Fighting back: New study reveals unprecedented details of plant-pathogen co-evolution
The co-evolution of plant—pathogen interactions has been revealed in unprecedented detail in a study of one of the world's deadliest crop killers. This is the rice blast pathogen, which destroys enough food to feed more than 60 million people every year—almost the population of the UK.
Plants, like animals, have an innate immune system that includes receptors to detect the presence of pathogens, and upon activation resist infection. Researchers at the John Innes Centre have unravelled how rice plants have evolved bespoke defence solutions against different variants of the rice blast pathogen.
The team, led by Professor Mark Banfield, focussed on an immune receptor in rice to show how it has evolved to recognise multiple versions of a pathogen effector protein, a molecule used by the fungus to promote disease, in a sort-of "molecular handshake". This recognition leads to the disease being stopped in its tracks.
The team behind this work included Ph.D. student Juan Carlos De la Concepcion and postdoctoral researcher Marina Franceschetti, as well as colleagues from The Sainsbury Laboratory (Norwich) and Japan. The increased understanding of the molecular mechanisms behind plant immunity mean this multidisciplinary team are nearer to engineering disease resistance against a range of crop pathogens.

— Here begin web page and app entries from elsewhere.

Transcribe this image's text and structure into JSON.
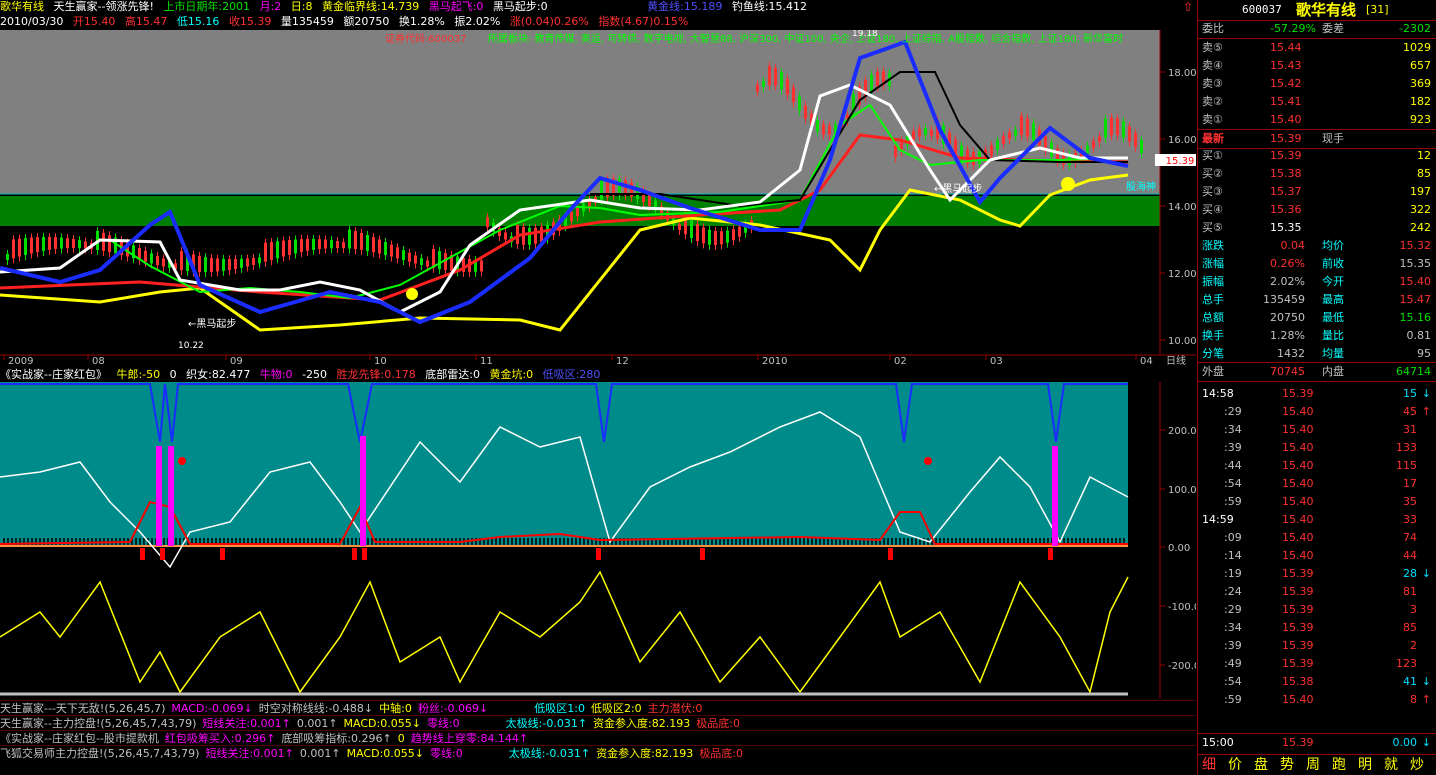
{
  "title_bar": {
    "stock_name": "歌华有线",
    "indicator_name": "天生赢家--领涨先锋!",
    "list_year_label": "上市日期年:2001",
    "month_label": "月:2",
    "day_label": "日:8",
    "golden_line": "黄金临界线:14.739",
    "horse_fly": "黑马起飞:0",
    "horse_start": "黑马起步:0",
    "gold_line_val": "黄金线:15.189",
    "fishing_line": "钓鱼线:15.412"
  },
  "info_bar": {
    "date": "2010/03/30",
    "open": "开15.40",
    "high": "高15.47",
    "low": "低15.16",
    "close": "收15.39",
    "volume": "量135459",
    "amount": "额20750",
    "turnover": "换1.28%",
    "amplitude": "振2.02%",
    "change": "涨(0.04)0.26%",
    "index": "指数(4.67)0.15%"
  },
  "main_chart": {
    "code_label": "证券代码:600037",
    "sector_label": "所属板块: 教育传媒, 奥运, 可转债, 数字电视, 大智慧88, 沪深300, 中证100, 央企, 上证180, 上证综指, A股指数, 综合指数, 上证180, 新华富时",
    "price_badge": "15.39",
    "price_ticks": [
      "18.00",
      "16.00",
      "14.00",
      "12.00",
      "10.00"
    ],
    "date_ticks": [
      "2009",
      "08",
      "09",
      "10",
      "11",
      "12",
      "2010",
      "02",
      "03",
      "04"
    ],
    "period_label": "日线",
    "annot_peak": "19.18",
    "annot_low": "10.22",
    "annot_horse1": "←黑马起步",
    "annot_horse2": "←黑马起步",
    "annot_right": "股海神"
  },
  "indicator_bar": {
    "name": "《实战家--庄家红包》",
    "cowherd": "牛郎:-50",
    "zero": "0",
    "weaver": "织女:82.477",
    "cow": "牛物:0",
    "neg": "-250",
    "dragon": "胜龙先锋:0.178",
    "radar": "底部雷达:0",
    "gold_pit": "黄金坑:0",
    "low_zone": "低吸区:280"
  },
  "sub_chart": {
    "ticks": [
      "200.00",
      "100.00",
      "0.00",
      "-100.0",
      "-200.0"
    ]
  },
  "bottom_rows": [
    {
      "a": "天生赢家---天下无敌!(5,26,45,7)",
      "b": "MACD:-0.069↓",
      "c": "时空对称线线:-0.488↓",
      "d": "中轴:0",
      "e": "粉丝:-0.069↓",
      "f": "低吸区1:0",
      "g": "低吸区2:0",
      "h": "主力潜伏:0"
    },
    {
      "a": "天生赢家--主力控盘!(5,26,45,7,43,79)",
      "b": "短线关注:0.001↑",
      "c": "0.001↑",
      "d": "MACD:0.055↓",
      "e": "零线:0",
      "f": "太极线:-0.031↑",
      "g": "资金参入度:82.193",
      "h": "极品底:0"
    },
    {
      "a": "《实战家--庄家红包--股市提款机",
      "b": "红包吸筹买入:0.296↑",
      "c": "底部吸筹指标:0.296↑",
      "d": "0",
      "e": "趋势线上穿零:84.144↑",
      "f": "",
      "g": "",
      "": ""
    },
    {
      "a": "飞狐交易师主力控盘!(5,26,45,7,43,79)",
      "b": "短线关注:0.001↑",
      "c": "0.001↑",
      "d": "MACD:0.055↓",
      "e": "零线:0",
      "f": "太极线:-0.031↑",
      "g": "资金参入度:82.193",
      "h": "极品底:0"
    }
  ],
  "right_panel": {
    "code": "600037",
    "name": "歌华有线",
    "count": "[31]",
    "weibi_label": "委比",
    "weibi_val": "-57.29%",
    "weicha_label": "委差",
    "weicha_val": "-2302",
    "sells": [
      {
        "label": "卖⑤",
        "price": "15.44",
        "vol": "1029"
      },
      {
        "label": "卖④",
        "price": "15.43",
        "vol": "657"
      },
      {
        "label": "卖③",
        "price": "15.42",
        "vol": "369"
      },
      {
        "label": "卖②",
        "price": "15.41",
        "vol": "182"
      },
      {
        "label": "卖①",
        "price": "15.40",
        "vol": "923"
      }
    ],
    "latest_label": "最新",
    "latest_val": "15.39",
    "now_label": "现手",
    "buys": [
      {
        "label": "买①",
        "price": "15.39",
        "vol": "12"
      },
      {
        "label": "买②",
        "price": "15.38",
        "vol": "85"
      },
      {
        "label": "买③",
        "price": "15.37",
        "vol": "197"
      },
      {
        "label": "买④",
        "price": "15.36",
        "vol": "322"
      },
      {
        "label": "买⑤",
        "price": "15.35",
        "vol": "242"
      }
    ],
    "stats": [
      {
        "l1": "涨跌",
        "v1": "0.04",
        "l2": "均价",
        "v2": "15.32"
      },
      {
        "l1": "涨幅",
        "v1": "0.26%",
        "l2": "前收",
        "v2": "15.35"
      },
      {
        "l1": "振幅",
        "v1": "2.02%",
        "l2": "今开",
        "v2": "15.40"
      },
      {
        "l1": "总手",
        "v1": "135459",
        "l2": "最高",
        "v2": "15.47"
      },
      {
        "l1": "总额",
        "v1": "20750",
        "l2": "最低",
        "v2": "15.16"
      },
      {
        "l1": "换手",
        "v1": "1.28%",
        "l2": "量比",
        "v2": "0.81"
      },
      {
        "l1": "分笔",
        "v1": "1432",
        "l2": "均量",
        "v2": "95"
      }
    ],
    "outer_label": "外盘",
    "outer_val": "70745",
    "inner_label": "内盘",
    "inner_val": "64714",
    "ticks": [
      {
        "t": "14:58",
        "p": "15.39",
        "v": "15",
        "d": "↓"
      },
      {
        "t": ":29",
        "p": "15.40",
        "v": "45",
        "d": "↑"
      },
      {
        "t": ":34",
        "p": "15.40",
        "v": "31",
        "d": ""
      },
      {
        "t": ":39",
        "p": "15.40",
        "v": "133",
        "d": ""
      },
      {
        "t": ":44",
        "p": "15.40",
        "v": "115",
        "d": ""
      },
      {
        "t": ":54",
        "p": "15.40",
        "v": "17",
        "d": ""
      },
      {
        "t": ":59",
        "p": "15.40",
        "v": "35",
        "d": ""
      },
      {
        "t": "14:59",
        "p": "15.40",
        "v": "33",
        "d": ""
      },
      {
        "t": ":09",
        "p": "15.40",
        "v": "74",
        "d": ""
      },
      {
        "t": ":14",
        "p": "15.40",
        "v": "44",
        "d": ""
      },
      {
        "t": ":19",
        "p": "15.39",
        "v": "28",
        "d": "↓"
      },
      {
        "t": ":24",
        "p": "15.39",
        "v": "81",
        "d": ""
      },
      {
        "t": ":29",
        "p": "15.39",
        "v": "3",
        "d": ""
      },
      {
        "t": ":34",
        "p": "15.39",
        "v": "85",
        "d": ""
      },
      {
        "t": ":39",
        "p": "15.39",
        "v": "2",
        "d": ""
      },
      {
        "t": ":49",
        "p": "15.39",
        "v": "123",
        "d": ""
      },
      {
        "t": ":54",
        "p": "15.38",
        "v": "41",
        "d": "↓"
      },
      {
        "t": ":59",
        "p": "15.40",
        "v": "8",
        "d": "↑"
      },
      {
        "t": "15:00",
        "p": "15.39",
        "v": "0.00",
        "d": "↓"
      }
    ],
    "footer_tabs": [
      "细",
      "价",
      "盘",
      "势",
      "周",
      "跑",
      "明",
      "就",
      "炒"
    ]
  },
  "colors": {
    "up": "#ff3030",
    "down": "#00e000",
    "gold": "#ffff00",
    "teal": "#008b8b",
    "green_band": "#008000",
    "grey_band": "#808080"
  }
}
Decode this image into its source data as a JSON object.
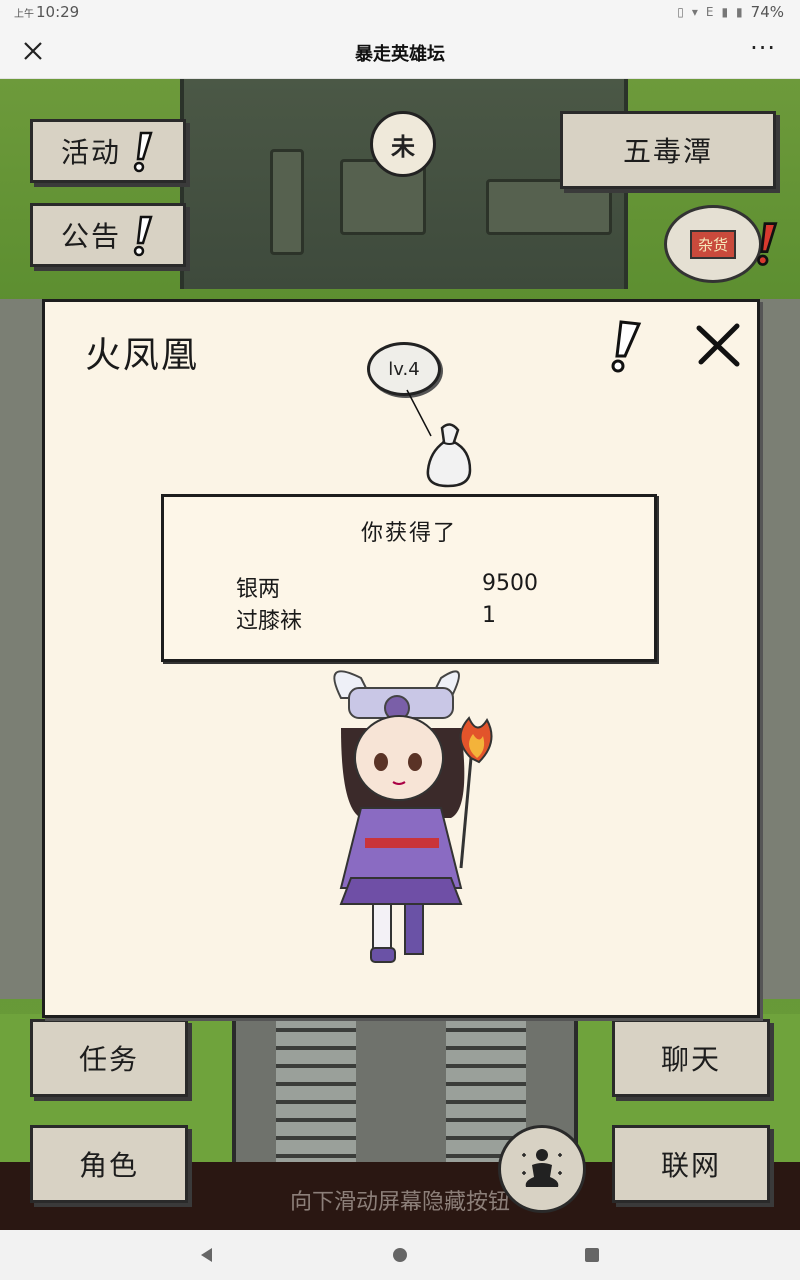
{
  "status_bar": {
    "ampm": "上午",
    "time": "10:29",
    "network": "E",
    "battery": "74%"
  },
  "top_bar": {
    "title": "暴走英雄坛",
    "more": "···"
  },
  "scene": {
    "left_buttons": {
      "activity": "活动",
      "announcement": "公告",
      "quest": "任务",
      "character": "角色"
    },
    "right_buttons": {
      "location": "五毒潭",
      "chat": "聊天",
      "network": "联网"
    },
    "sun_icon_char": "未",
    "shop_sign": "杂货",
    "hint": "向下滑动屏幕隐藏按钮"
  },
  "card": {
    "title": "火凤凰",
    "level": "lv.4",
    "reward": {
      "heading": "你获得了",
      "items": [
        {
          "name": "银两",
          "value": "9500"
        },
        {
          "name": "过膝袜",
          "value": "1"
        }
      ]
    }
  },
  "colors": {
    "paper": "#fbf4e6",
    "button": "#d8d2c4",
    "grass": "#6b9d3a",
    "alert_red": "#d83a2f"
  }
}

"In addition to understanding how natural selection has driven the emergence of new receptor functions, we also highlight the potential for molecular engineering of new receptors with improved activities," said Professor Banfield. "While further work is required to translate our findings into real world solutions to plant disease, our study brings us one step closer to this goal," he added. This study represents one of the most detailed structure/function analyses of pathogen recognition in plants, to date.
The findings are outlined in the study titled: "Polymorphic residues in rice NLRs expand binding and response to effectors of the blast pathogen", which appears today in the peer-reviewed Journal Nature Plants.